Pro-slavery settlers came to Kansas mainly from neighboring Missouri. Their influence in territorial elections was often bolstered by resident Missourians who crossed into Kansas solely for the purpose of voting in such ballots. They formed groups such as the Blue Lodges and were dubbed border ruffians, a term coined by opponent and abolitionist Horace Greeley. Abolitionist settlers, known as "Jayhawkers" moved from the East with express purpose of making Kansas a free state. A clash between the opposing sides was inevitable.

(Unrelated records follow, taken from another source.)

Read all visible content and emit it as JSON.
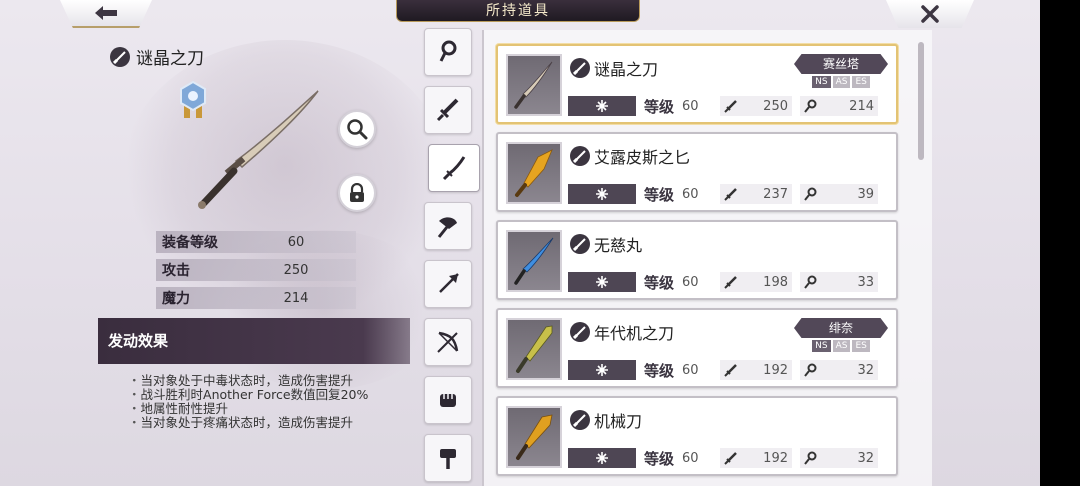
{
  "header": {
    "title": "所持道具"
  },
  "selected_item": {
    "name": "谜晶之刀",
    "stats": [
      {
        "label": "装备等级",
        "value": "60"
      },
      {
        "label": "攻击",
        "value": "250"
      },
      {
        "label": "魔力",
        "value": "214"
      }
    ],
    "effect_title": "发动效果",
    "effects": [
      "当对象处于中毒状态时，造成伤害提升",
      "战斗胜利时Another Force数值回复20%",
      "地属性耐性提升",
      "当对象处于疼痛状态时，造成伤害提升"
    ]
  },
  "category_tabs": [
    "accessory-icon",
    "sword-icon",
    "katana-icon",
    "axe-icon",
    "spear-icon",
    "bow-icon",
    "fist-icon",
    "hammer-icon"
  ],
  "items": [
    {
      "name": "谜晶之刀",
      "level_label": "等级",
      "level": "60",
      "attack": "250",
      "magic": "214",
      "character": "赛丝塔",
      "styles": [
        "NS",
        "AS",
        "ES"
      ],
      "active_style": "NS",
      "blade_color": "#d8ccb8"
    },
    {
      "name": "艾露皮斯之匕",
      "level_label": "等级",
      "level": "60",
      "attack": "237",
      "magic": "39",
      "character": "",
      "styles": [],
      "blade_color": "#e6a420"
    },
    {
      "name": "无慈丸",
      "level_label": "等级",
      "level": "60",
      "attack": "198",
      "magic": "33",
      "character": "",
      "styles": [],
      "blade_color": "#3f8ee0"
    },
    {
      "name": "年代机之刀",
      "level_label": "等级",
      "level": "60",
      "attack": "192",
      "magic": "32",
      "character": "绯奈",
      "styles": [
        "NS",
        "AS",
        "ES"
      ],
      "active_style": "NS",
      "blade_color": "#c8c04a"
    },
    {
      "name": "机械刀",
      "level_label": "等级",
      "level": "60",
      "attack": "192",
      "magic": "32",
      "character": "",
      "styles": [],
      "blade_color": "#e0a020"
    }
  ]
}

The Kansas–Nebraska Act divided the nation and pointed it toward civil war. The act itself virtually nullified the Missouri Compromise of 1820. The turmoil over the act split both the Democratic and Whig parties and gave rise to the Republican Party, which split the United States into two major political camps, North (Republican) and South (Democratic). More information: Link
Financial Panic of 1857
The Panic of 1857 was a sudden downturn in the economy of the United States that occurred in 1857. A general recession first emerged late in 1856, but the successive failure of banks and businesses that characterized the panic began in mid-1857. While the overall economic downturn was brief, the recovery was unequal, and the lasting impact was more political than economic. The panic began with a loss of confidence in an Ohio bank, but spread as railroads failed, and fears that the US Federal Government would be unable to pay obligations in specie mounted. More than 5,000 American businesses failed within a year, and unemployment was accompanied by protest meetings in urban areas. Eventually the panic and depression spread to Europe, South America and the Far East. No recovery was evident in the northern parts of the United States for a year and a half, and the full impact did not dissipate until the American Civil War. More information: Link
Dred Scott Decision (1857)